-- MATERIAL PROVIDED --
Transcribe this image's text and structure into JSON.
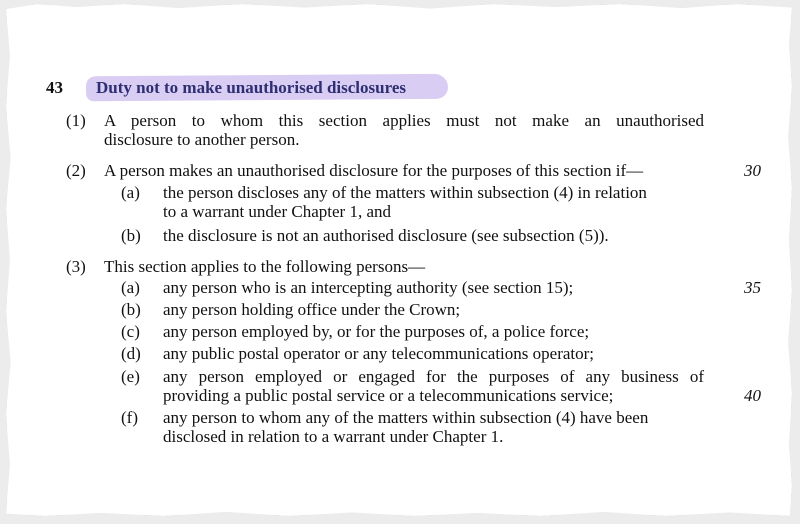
{
  "section": {
    "number": "43",
    "title": "Duty not to make unauthorised disclosures"
  },
  "sub1": {
    "label": "(1)",
    "line1": "A person to whom this section applies must not make an unauthorised",
    "line2": "disclosure to another person."
  },
  "sub2": {
    "label": "(2)",
    "text": "A person makes an unauthorised disclosure for the purposes of this section if—",
    "items": [
      {
        "label": "(a)",
        "line1": "the person discloses any of the matters within subsection (4) in relation",
        "line2": "to a warrant under Chapter 1, and"
      },
      {
        "label": "(b)",
        "line1": "the disclosure is not an authorised disclosure (see subsection (5))."
      }
    ]
  },
  "sub3": {
    "label": "(3)",
    "text": "This section applies to the following persons—",
    "items": [
      {
        "label": "(a)",
        "line1": "any person who is an intercepting authority (see section 15);"
      },
      {
        "label": "(b)",
        "line1": "any person holding office under the Crown;"
      },
      {
        "label": "(c)",
        "line1": "any person employed by, or for the purposes of, a police force;"
      },
      {
        "label": "(d)",
        "line1": "any public postal operator or any telecommunications operator;"
      },
      {
        "label": "(e)",
        "line1": "any person employed or engaged for the purposes of any business of",
        "line2": "providing a public postal service or a telecommunications service;"
      },
      {
        "label": "(f)",
        "line1": "any person to whom any of the matters within subsection (4) have been",
        "line2": "disclosed in relation to a warrant under Chapter 1."
      }
    ]
  },
  "line_numbers": [
    "30",
    "35",
    "40"
  ]
}
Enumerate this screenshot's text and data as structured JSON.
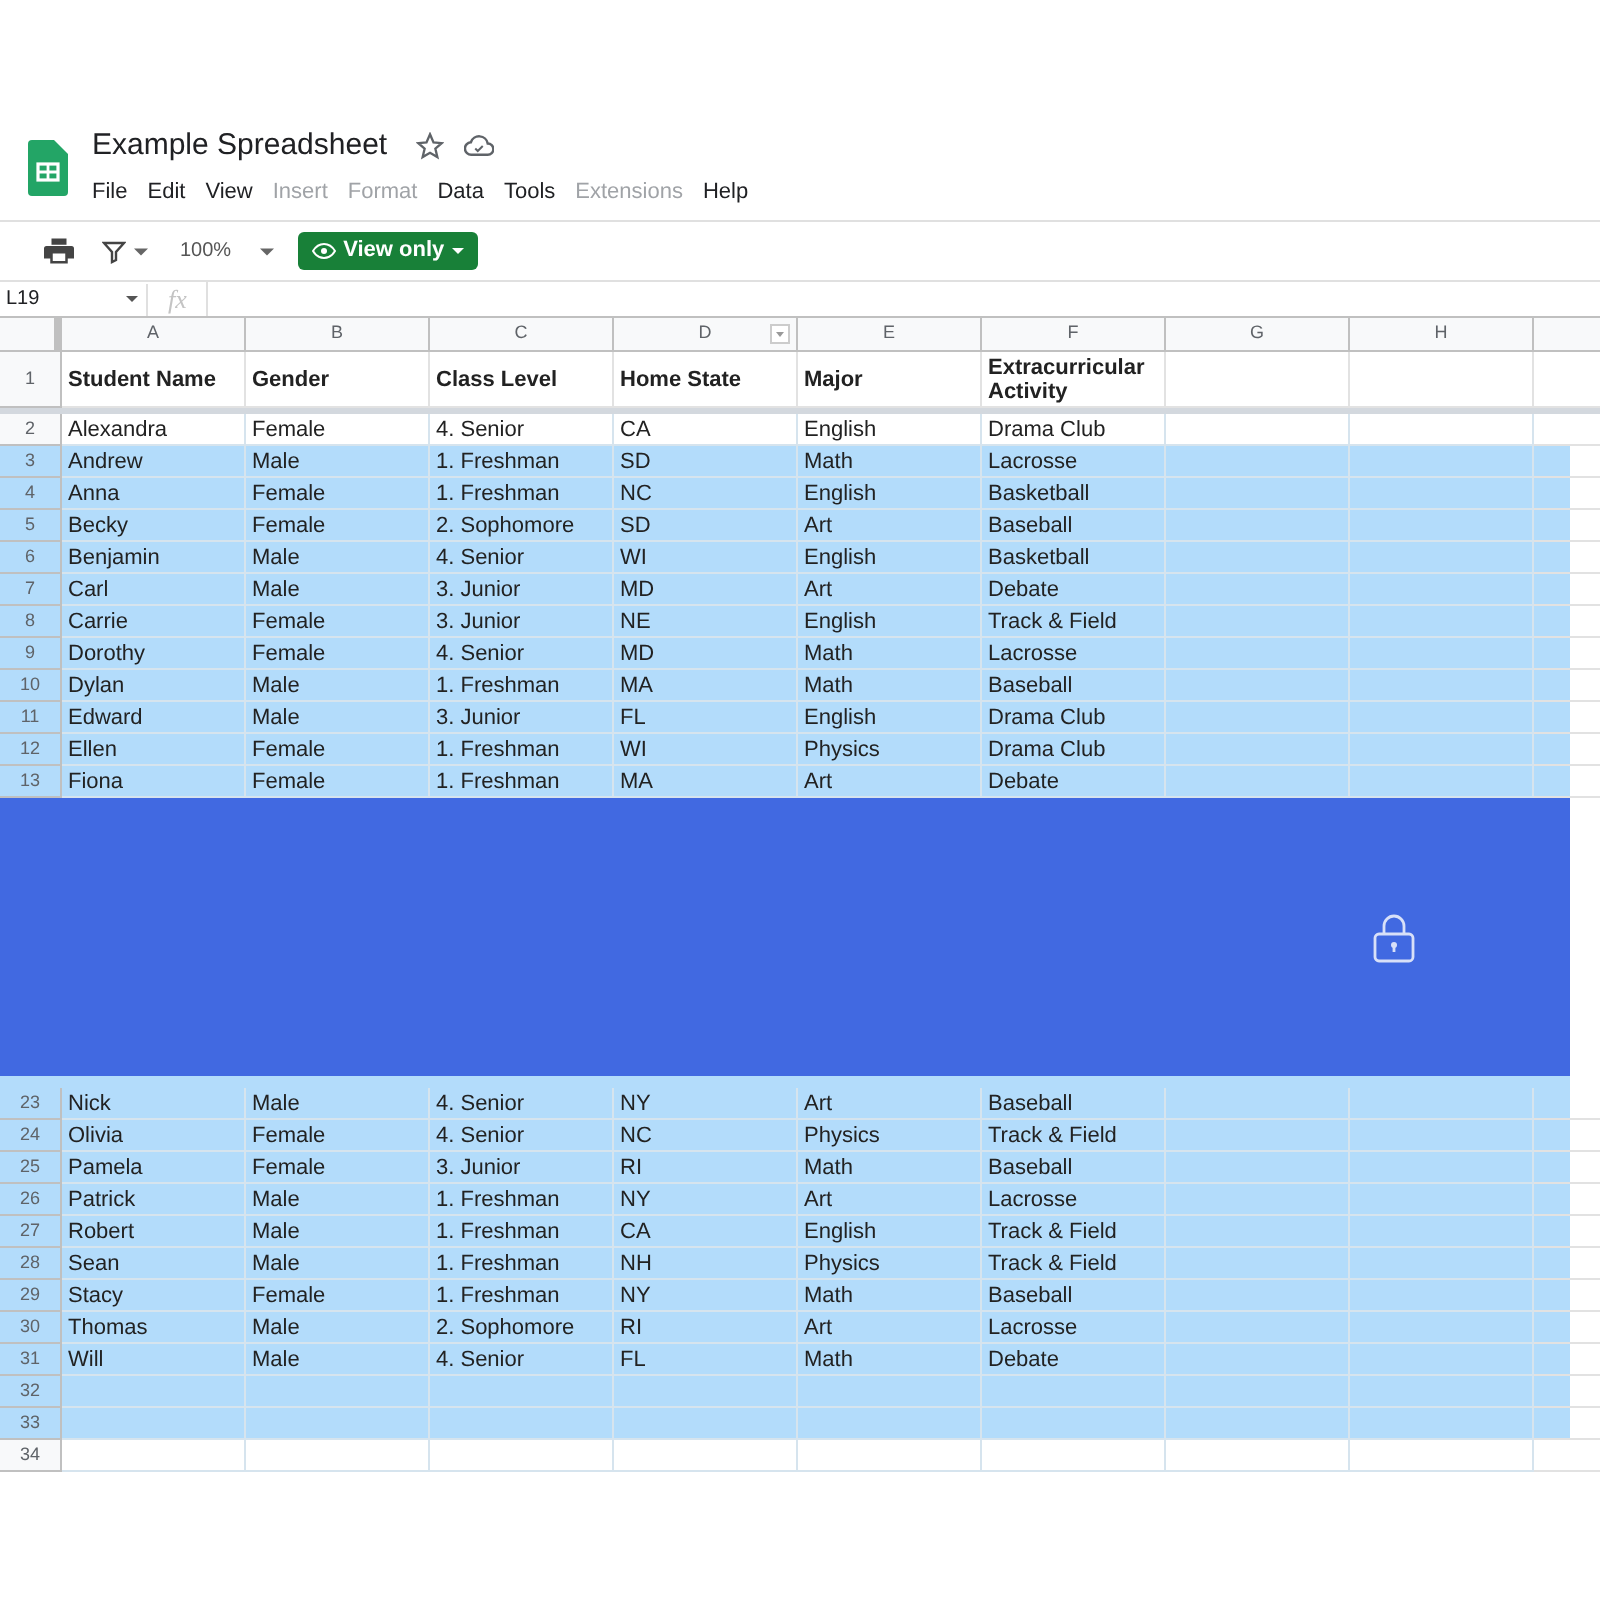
{
  "document": {
    "title": "Example Spreadsheet"
  },
  "menu": [
    {
      "label": "File",
      "disabled": false
    },
    {
      "label": "Edit",
      "disabled": false
    },
    {
      "label": "View",
      "disabled": false
    },
    {
      "label": "Insert",
      "disabled": true
    },
    {
      "label": "Format",
      "disabled": true
    },
    {
      "label": "Data",
      "disabled": false
    },
    {
      "label": "Tools",
      "disabled": false
    },
    {
      "label": "Extensions",
      "disabled": true
    },
    {
      "label": "Help",
      "disabled": false
    }
  ],
  "toolbar": {
    "zoom": "100%",
    "mode_button": "View only"
  },
  "formula_bar": {
    "cell_reference": "L19",
    "fx": "fx"
  },
  "columns": [
    {
      "label": "A",
      "filter": false
    },
    {
      "label": "B",
      "filter": false
    },
    {
      "label": "C",
      "filter": false
    },
    {
      "label": "D",
      "filter": true
    },
    {
      "label": "E",
      "filter": false
    },
    {
      "label": "F",
      "filter": false
    },
    {
      "label": "G",
      "filter": false
    },
    {
      "label": "H",
      "filter": false
    }
  ],
  "header_row": {
    "number": "1",
    "cells": [
      "Student Name",
      "Gender",
      "Class Level",
      "Home State",
      "Major",
      "Extracurricular Activity"
    ]
  },
  "rows_top": [
    {
      "number": "2",
      "highlighted": false,
      "cells": [
        "Alexandra",
        "Female",
        "4. Senior",
        "CA",
        "English",
        "Drama Club"
      ]
    },
    {
      "number": "3",
      "highlighted": true,
      "cells": [
        "Andrew",
        "Male",
        "1. Freshman",
        "SD",
        "Math",
        "Lacrosse"
      ]
    },
    {
      "number": "4",
      "highlighted": true,
      "cells": [
        "Anna",
        "Female",
        "1. Freshman",
        "NC",
        "English",
        "Basketball"
      ]
    },
    {
      "number": "5",
      "highlighted": true,
      "cells": [
        "Becky",
        "Female",
        "2. Sophomore",
        "SD",
        "Art",
        "Baseball"
      ]
    },
    {
      "number": "6",
      "highlighted": true,
      "cells": [
        "Benjamin",
        "Male",
        "4. Senior",
        "WI",
        "English",
        "Basketball"
      ]
    },
    {
      "number": "7",
      "highlighted": true,
      "cells": [
        "Carl",
        "Male",
        "3. Junior",
        "MD",
        "Art",
        "Debate"
      ]
    },
    {
      "number": "8",
      "highlighted": true,
      "cells": [
        "Carrie",
        "Female",
        "3. Junior",
        "NE",
        "English",
        "Track & Field"
      ]
    },
    {
      "number": "9",
      "highlighted": true,
      "cells": [
        "Dorothy",
        "Female",
        "4. Senior",
        "MD",
        "Math",
        "Lacrosse"
      ]
    },
    {
      "number": "10",
      "highlighted": true,
      "cells": [
        "Dylan",
        "Male",
        "1. Freshman",
        "MA",
        "Math",
        "Baseball"
      ]
    },
    {
      "number": "11",
      "highlighted": true,
      "cells": [
        "Edward",
        "Male",
        "3. Junior",
        "FL",
        "English",
        "Drama Club"
      ]
    },
    {
      "number": "12",
      "highlighted": true,
      "cells": [
        "Ellen",
        "Female",
        "1. Freshman",
        "WI",
        "Physics",
        "Drama Club"
      ]
    },
    {
      "number": "13",
      "highlighted": true,
      "cells": [
        "Fiona",
        "Female",
        "1. Freshman",
        "MA",
        "Art",
        "Debate"
      ]
    }
  ],
  "rows_bottom": [
    {
      "number": "23",
      "highlighted": true,
      "cells": [
        "Nick",
        "Male",
        "4. Senior",
        "NY",
        "Art",
        "Baseball"
      ]
    },
    {
      "number": "24",
      "highlighted": true,
      "cells": [
        "Olivia",
        "Female",
        "4. Senior",
        "NC",
        "Physics",
        "Track & Field"
      ]
    },
    {
      "number": "25",
      "highlighted": true,
      "cells": [
        "Pamela",
        "Female",
        "3. Junior",
        "RI",
        "Math",
        "Baseball"
      ]
    },
    {
      "number": "26",
      "highlighted": true,
      "cells": [
        "Patrick",
        "Male",
        "1. Freshman",
        "NY",
        "Art",
        "Lacrosse"
      ]
    },
    {
      "number": "27",
      "highlighted": true,
      "cells": [
        "Robert",
        "Male",
        "1. Freshman",
        "CA",
        "English",
        "Track & Field"
      ]
    },
    {
      "number": "28",
      "highlighted": true,
      "cells": [
        "Sean",
        "Male",
        "1. Freshman",
        "NH",
        "Physics",
        "Track & Field"
      ]
    },
    {
      "number": "29",
      "highlighted": true,
      "cells": [
        "Stacy",
        "Female",
        "1. Freshman",
        "NY",
        "Math",
        "Baseball"
      ]
    },
    {
      "number": "30",
      "highlighted": true,
      "cells": [
        "Thomas",
        "Male",
        "2. Sophomore",
        "RI",
        "Art",
        "Lacrosse"
      ]
    },
    {
      "number": "31",
      "highlighted": true,
      "cells": [
        "Will",
        "Male",
        "4. Senior",
        "FL",
        "Math",
        "Debate"
      ]
    },
    {
      "number": "32",
      "highlighted": true
    },
    {
      "number": "33",
      "highlighted": true
    },
    {
      "number": "34",
      "highlighted": false
    }
  ]
}
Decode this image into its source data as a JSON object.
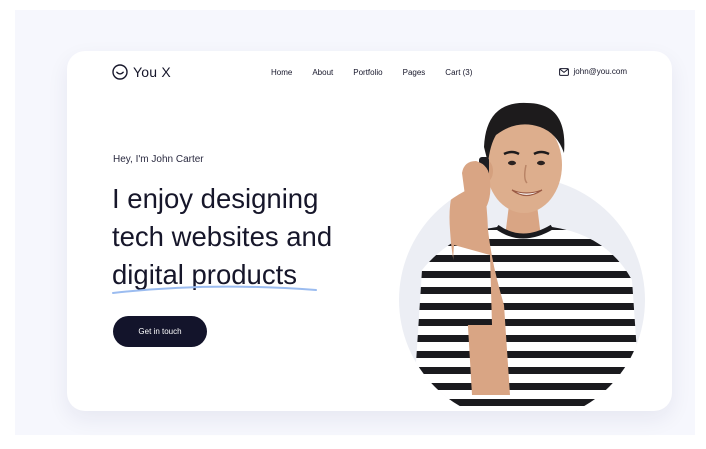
{
  "brand": {
    "name": "You X",
    "icon": "smile-circle-icon"
  },
  "nav": {
    "items": [
      "Home",
      "About",
      "Portfolio",
      "Pages",
      "Cart (3)"
    ]
  },
  "contact": {
    "email": "john@you.com",
    "icon": "mail-icon"
  },
  "hero": {
    "eyebrow": "Hey, I'm John Carter",
    "headline_lines": [
      "I enjoy designing",
      "tech websites and",
      "digital products"
    ],
    "cta_label": "Get in touch"
  },
  "colors": {
    "dark": "#13142b",
    "page_bg": "#f6f7fd",
    "circle": "#eceef4",
    "accent_underline": "#9bbcf0"
  }
}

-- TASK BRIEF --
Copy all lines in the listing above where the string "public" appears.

-- THE ANSWER --
        "line1": "any public postal operator or any telecommunications operator;"
        "line2": "providing a public postal service or a telecommunications service;"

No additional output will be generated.